construction that would mean docked points,
were this a sentence in one of my freshmen essays
about a belief they hold or a problem they see
in the world around them. One problem is passive
voice, I say. Cultivate your own unique voice, I say.
One girl writes of her reign as a native beauty
pageant queen. Another, of the smell of whale
blubber frying in a city so far north, haloes of ice
arc above the sky. Slowly, Ovid’s Io turns to Isis
turns to Raven and takes off. Their textbooks lie
open on the desks. The days are growing colder.


Alaska State Fair

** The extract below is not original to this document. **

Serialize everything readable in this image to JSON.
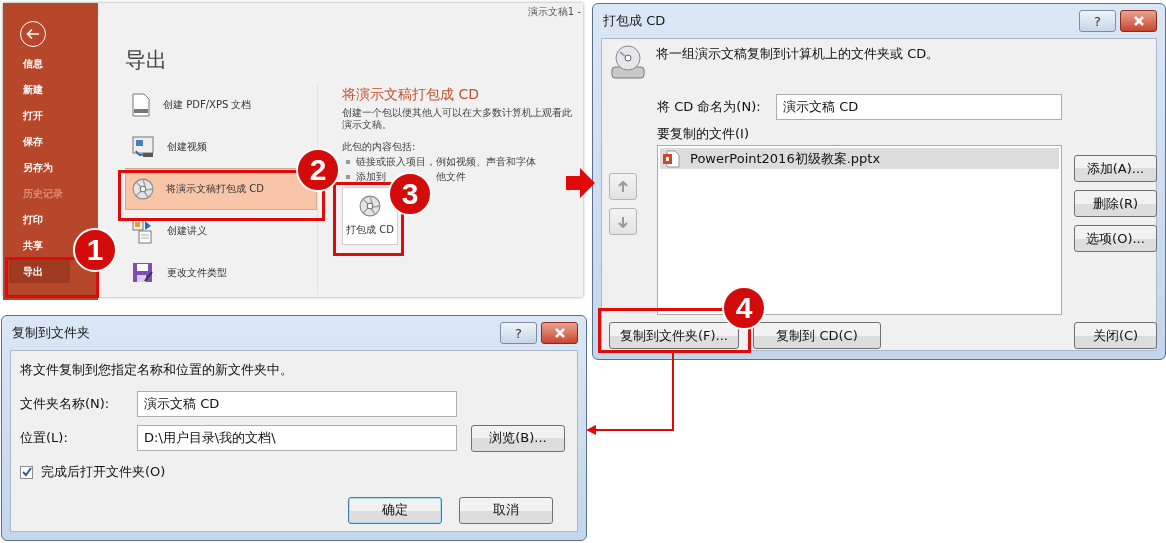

The sign says “Happiness Is: Riding a Pony,”
but the pony paces his stable in quick nervous
skips—as he should, since he is being weaned,
not to mention the glittery man down the Yellow
Trail who rides two horses, one under each foot,
with a long whip in hand, to spicy Latin guitar music.
Pony, I am new in town and miss lightning and
also the sun. I fear the mountains are not enough,
nor the pony rides, nor the 65-pound cabbage.
And if I say I began an Iditarod musher trading card
collection just to have something; if I say the sled dogs
outside the gift shop, yipping and jumping in their lines,
were dirtier and leaner than I hoped they might be;
if I say I saw a man in a cardboard mask and thought
I knew his name, would you tell me, Pony, to wait
until winter—to hang in there and wait to see
what happens when the world gets really dark?  


Alyse Knorr is the author of Copper Mother (Switchback Books, 2015), Annotated Glass (Furniture Press Books, 2013), and the chapbook Alternates (Dancing Girl Press, 2014).  Her work has appeared or is forthcoming in Denver Quarterly, ZYZZYVA, Caketrain, Alice Blue Review, Drunken Boat, RHINO, Puerto Del Sol, and The Southern Poetry Anthology (Texas Review Press), among others. She received her MFA from George Mason University and has completed artist residencies at the Vermont Studio Center, the Millay Colony, and the New York Mills Arts Retreat. She is a co-founding editor of Gazing Grain Press and teaches English at the University of Alaska Anchorage.